[Data about app and page elements]
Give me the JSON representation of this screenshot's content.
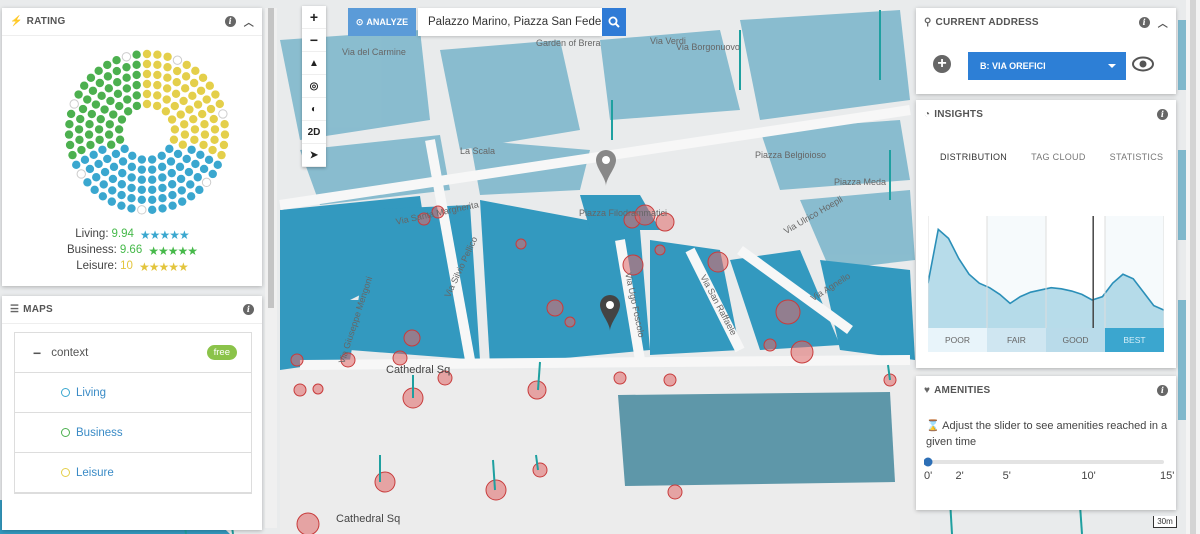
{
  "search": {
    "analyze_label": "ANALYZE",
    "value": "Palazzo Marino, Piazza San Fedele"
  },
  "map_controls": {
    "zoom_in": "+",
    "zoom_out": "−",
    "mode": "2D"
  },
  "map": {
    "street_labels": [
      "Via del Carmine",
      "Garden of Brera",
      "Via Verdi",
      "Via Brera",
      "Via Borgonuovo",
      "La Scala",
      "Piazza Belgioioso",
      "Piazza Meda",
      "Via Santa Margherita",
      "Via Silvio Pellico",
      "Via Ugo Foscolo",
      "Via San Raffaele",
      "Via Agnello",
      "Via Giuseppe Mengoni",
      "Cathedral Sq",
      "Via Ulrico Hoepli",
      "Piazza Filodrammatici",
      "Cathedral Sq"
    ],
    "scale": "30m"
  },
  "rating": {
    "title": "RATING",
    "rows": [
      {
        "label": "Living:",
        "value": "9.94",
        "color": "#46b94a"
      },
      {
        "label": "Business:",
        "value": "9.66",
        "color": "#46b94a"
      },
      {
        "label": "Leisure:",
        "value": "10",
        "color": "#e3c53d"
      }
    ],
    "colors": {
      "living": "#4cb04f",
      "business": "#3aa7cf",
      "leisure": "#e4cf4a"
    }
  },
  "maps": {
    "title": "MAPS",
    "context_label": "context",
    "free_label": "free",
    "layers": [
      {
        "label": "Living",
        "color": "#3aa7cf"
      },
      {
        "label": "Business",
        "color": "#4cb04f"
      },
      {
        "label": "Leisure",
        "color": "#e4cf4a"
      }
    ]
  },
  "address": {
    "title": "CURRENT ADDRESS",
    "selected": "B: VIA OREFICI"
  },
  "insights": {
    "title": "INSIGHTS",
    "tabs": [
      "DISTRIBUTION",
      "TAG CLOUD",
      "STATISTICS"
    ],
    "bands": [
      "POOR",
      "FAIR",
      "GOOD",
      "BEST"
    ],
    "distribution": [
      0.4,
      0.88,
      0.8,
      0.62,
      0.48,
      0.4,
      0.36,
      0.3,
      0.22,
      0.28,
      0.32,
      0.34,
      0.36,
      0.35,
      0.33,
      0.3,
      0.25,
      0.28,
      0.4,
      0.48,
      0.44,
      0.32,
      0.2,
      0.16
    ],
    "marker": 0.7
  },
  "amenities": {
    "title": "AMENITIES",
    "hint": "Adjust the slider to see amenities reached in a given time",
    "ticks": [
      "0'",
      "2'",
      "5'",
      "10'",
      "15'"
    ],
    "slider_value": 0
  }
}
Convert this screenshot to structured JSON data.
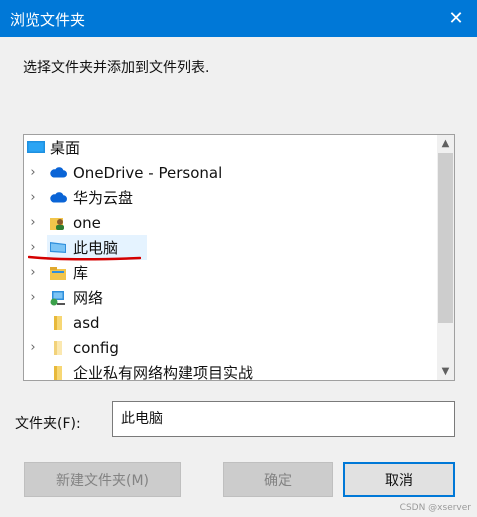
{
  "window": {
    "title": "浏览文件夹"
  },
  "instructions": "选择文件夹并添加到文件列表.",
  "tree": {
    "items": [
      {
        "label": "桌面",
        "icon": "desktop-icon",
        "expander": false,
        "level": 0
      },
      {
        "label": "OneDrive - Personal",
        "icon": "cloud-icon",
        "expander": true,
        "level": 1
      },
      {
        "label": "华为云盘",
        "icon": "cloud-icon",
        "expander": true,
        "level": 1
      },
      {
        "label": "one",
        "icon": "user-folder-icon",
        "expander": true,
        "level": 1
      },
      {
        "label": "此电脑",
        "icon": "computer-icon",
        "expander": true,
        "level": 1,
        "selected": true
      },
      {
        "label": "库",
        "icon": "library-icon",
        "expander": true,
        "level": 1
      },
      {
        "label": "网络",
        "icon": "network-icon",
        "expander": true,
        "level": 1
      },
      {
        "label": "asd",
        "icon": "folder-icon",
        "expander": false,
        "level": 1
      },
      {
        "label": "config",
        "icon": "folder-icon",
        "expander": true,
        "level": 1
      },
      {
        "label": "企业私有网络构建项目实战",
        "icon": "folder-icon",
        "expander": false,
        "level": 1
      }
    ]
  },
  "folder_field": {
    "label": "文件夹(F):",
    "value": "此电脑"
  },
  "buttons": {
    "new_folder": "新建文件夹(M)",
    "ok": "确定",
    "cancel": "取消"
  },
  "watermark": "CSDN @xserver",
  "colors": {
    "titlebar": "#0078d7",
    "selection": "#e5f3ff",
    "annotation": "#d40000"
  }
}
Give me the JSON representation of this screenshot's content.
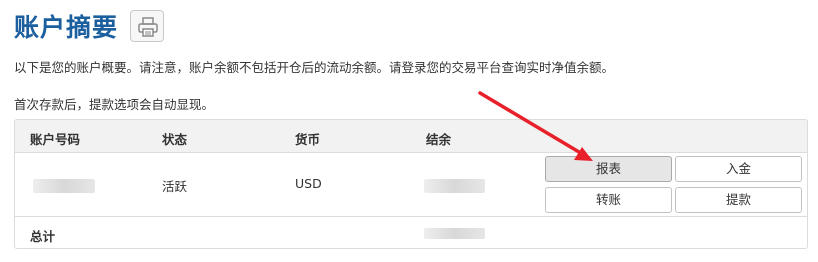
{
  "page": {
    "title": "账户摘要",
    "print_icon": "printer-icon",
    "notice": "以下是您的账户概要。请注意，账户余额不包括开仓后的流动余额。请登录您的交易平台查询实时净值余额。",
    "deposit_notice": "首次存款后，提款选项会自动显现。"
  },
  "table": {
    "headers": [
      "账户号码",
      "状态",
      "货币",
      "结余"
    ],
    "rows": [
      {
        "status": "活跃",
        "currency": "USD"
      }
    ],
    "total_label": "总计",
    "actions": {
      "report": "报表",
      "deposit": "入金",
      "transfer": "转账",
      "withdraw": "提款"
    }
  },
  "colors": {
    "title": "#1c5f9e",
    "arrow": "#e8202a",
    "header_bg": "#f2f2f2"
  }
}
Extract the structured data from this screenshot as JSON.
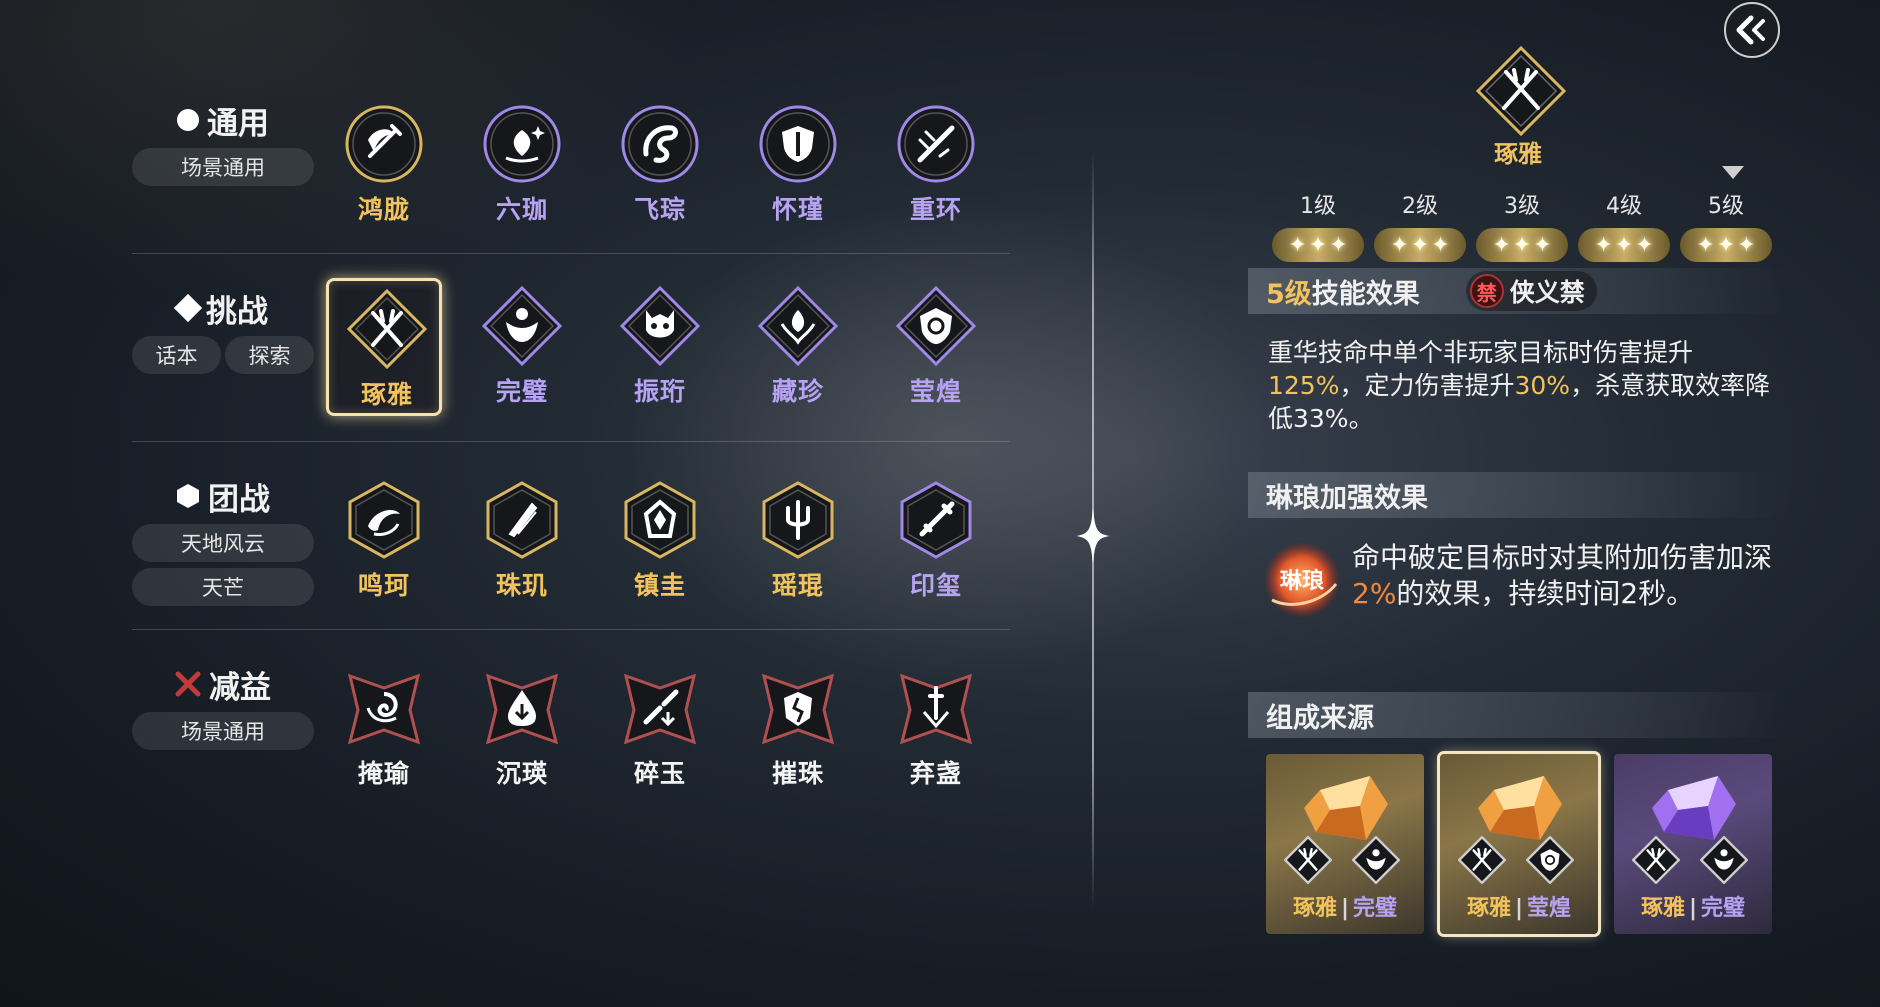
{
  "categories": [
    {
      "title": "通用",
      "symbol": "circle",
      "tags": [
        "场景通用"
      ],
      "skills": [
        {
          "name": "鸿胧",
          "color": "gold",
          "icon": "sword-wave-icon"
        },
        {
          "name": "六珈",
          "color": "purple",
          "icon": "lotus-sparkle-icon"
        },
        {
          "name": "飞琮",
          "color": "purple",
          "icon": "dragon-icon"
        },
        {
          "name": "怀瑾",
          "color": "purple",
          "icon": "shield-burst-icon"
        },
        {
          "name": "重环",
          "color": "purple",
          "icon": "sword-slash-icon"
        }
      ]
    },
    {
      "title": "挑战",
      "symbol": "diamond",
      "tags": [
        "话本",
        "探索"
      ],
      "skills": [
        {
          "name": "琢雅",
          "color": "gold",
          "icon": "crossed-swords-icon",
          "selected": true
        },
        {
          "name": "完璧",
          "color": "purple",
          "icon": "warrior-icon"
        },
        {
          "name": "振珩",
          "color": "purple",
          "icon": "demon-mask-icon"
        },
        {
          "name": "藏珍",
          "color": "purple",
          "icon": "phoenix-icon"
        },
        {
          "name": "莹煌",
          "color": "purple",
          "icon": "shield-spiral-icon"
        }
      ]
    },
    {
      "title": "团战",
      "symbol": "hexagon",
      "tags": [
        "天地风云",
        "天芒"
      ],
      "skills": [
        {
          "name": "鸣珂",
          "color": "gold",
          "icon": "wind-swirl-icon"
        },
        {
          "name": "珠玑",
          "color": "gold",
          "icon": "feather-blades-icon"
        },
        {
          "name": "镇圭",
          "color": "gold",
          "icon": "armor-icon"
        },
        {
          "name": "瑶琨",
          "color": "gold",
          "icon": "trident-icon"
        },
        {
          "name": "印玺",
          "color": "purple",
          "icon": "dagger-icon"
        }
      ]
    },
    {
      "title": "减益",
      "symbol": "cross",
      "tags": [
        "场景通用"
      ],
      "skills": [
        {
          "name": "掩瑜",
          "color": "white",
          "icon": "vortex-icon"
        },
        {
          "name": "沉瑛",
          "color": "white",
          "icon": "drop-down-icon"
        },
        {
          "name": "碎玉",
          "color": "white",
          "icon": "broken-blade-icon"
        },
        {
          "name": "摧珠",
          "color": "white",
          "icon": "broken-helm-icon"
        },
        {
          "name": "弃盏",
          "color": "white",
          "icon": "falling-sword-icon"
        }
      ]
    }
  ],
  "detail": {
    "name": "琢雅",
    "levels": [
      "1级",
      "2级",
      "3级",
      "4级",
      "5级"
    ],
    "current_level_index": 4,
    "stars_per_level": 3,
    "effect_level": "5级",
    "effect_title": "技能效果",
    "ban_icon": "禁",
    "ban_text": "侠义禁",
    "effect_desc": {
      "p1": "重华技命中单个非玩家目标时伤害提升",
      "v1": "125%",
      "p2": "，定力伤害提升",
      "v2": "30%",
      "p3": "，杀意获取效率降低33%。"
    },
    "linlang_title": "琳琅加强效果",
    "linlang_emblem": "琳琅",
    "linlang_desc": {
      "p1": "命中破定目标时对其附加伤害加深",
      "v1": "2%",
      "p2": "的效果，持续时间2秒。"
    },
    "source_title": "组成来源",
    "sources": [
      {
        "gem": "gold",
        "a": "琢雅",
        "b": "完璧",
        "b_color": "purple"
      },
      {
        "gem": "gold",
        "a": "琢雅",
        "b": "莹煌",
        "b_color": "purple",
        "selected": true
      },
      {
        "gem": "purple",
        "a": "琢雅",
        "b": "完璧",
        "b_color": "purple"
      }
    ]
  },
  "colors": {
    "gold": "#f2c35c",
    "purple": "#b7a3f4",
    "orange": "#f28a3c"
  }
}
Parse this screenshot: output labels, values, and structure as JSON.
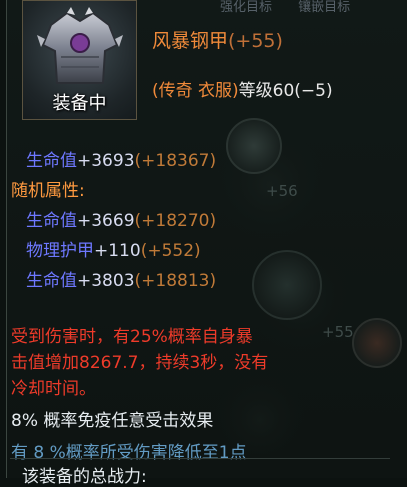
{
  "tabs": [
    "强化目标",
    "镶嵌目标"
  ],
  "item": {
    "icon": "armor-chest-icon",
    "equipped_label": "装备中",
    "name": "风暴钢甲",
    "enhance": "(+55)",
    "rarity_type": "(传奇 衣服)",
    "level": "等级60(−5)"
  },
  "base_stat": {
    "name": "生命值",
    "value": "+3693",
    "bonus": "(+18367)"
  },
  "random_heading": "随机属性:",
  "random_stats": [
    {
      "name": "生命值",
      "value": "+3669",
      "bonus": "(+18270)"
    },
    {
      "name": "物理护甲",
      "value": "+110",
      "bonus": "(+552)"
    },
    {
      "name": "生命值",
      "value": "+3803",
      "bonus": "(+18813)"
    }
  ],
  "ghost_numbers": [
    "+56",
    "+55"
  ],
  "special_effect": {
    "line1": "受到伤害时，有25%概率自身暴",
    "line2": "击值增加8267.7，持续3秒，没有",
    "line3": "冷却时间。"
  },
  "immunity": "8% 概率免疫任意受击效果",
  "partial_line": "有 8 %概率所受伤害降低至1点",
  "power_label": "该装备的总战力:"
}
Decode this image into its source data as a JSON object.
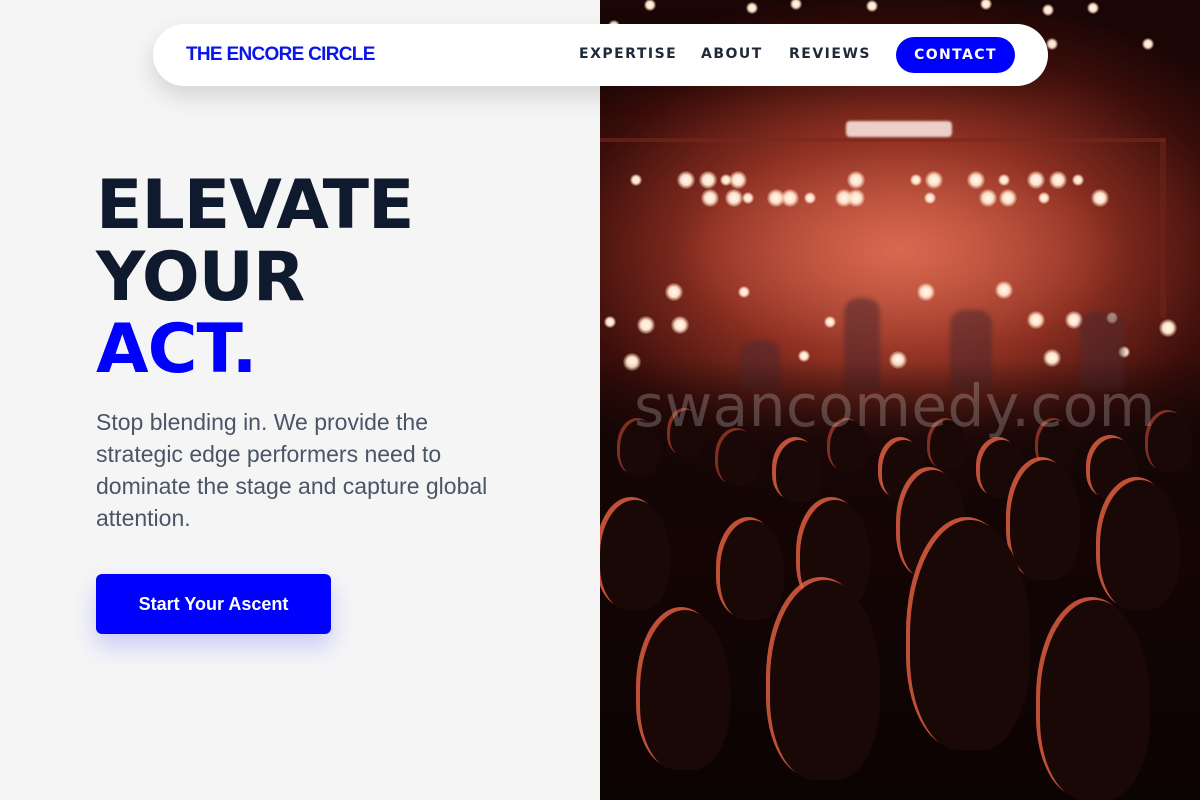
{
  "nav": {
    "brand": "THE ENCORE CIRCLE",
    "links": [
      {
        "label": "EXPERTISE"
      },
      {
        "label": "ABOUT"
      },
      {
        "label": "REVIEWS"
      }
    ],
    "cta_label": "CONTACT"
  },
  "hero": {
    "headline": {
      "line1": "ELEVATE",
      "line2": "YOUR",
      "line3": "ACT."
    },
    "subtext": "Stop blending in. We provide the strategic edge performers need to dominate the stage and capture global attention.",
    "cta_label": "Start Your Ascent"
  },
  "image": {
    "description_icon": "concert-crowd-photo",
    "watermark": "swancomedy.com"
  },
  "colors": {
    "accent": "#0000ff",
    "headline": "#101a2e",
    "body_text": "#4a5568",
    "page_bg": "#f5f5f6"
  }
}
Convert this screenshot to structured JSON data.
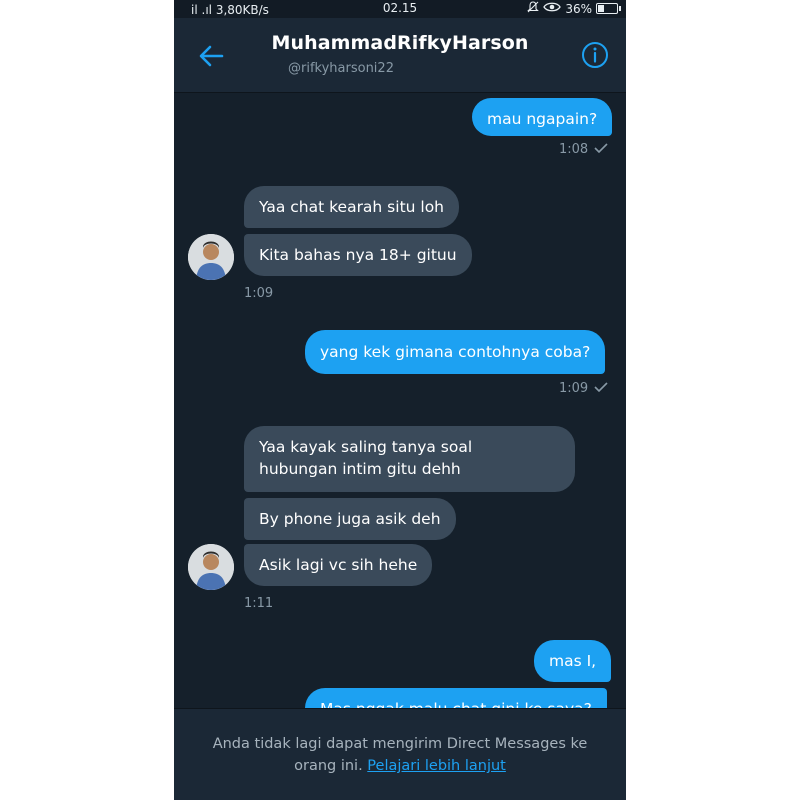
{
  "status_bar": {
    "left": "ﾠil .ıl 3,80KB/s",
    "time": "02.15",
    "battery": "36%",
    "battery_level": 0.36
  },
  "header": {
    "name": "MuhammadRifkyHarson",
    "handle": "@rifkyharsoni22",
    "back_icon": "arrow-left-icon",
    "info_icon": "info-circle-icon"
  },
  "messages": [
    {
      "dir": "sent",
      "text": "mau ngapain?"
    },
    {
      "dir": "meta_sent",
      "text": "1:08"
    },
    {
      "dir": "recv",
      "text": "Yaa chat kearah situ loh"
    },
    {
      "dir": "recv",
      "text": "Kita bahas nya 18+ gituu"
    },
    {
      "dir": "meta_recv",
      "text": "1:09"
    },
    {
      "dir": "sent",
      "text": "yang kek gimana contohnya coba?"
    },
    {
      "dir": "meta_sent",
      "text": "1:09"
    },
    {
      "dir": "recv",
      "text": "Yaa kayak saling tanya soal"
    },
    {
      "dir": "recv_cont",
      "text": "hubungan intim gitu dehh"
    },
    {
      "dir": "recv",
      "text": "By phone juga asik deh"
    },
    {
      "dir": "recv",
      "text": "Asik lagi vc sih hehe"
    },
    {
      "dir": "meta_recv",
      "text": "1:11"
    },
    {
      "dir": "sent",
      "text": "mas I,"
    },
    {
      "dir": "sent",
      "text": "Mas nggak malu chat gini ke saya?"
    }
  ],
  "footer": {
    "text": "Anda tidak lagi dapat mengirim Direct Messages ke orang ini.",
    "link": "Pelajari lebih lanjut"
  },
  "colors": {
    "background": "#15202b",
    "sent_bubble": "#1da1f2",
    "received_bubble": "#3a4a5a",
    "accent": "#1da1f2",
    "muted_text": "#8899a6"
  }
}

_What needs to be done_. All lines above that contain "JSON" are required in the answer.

_Solution to the exercise_.
Give me the JSON representation of this screenshot's content.
Convert this screenshot to structured JSON data.
Give me the JSON representation of this screenshot's content.
Extract the structured data from this screenshot as JSON.
Parse this screenshot: output labels, values, and structure as JSON.
Decode this image into its source data as a JSON object.
Convert this screenshot to structured JSON data.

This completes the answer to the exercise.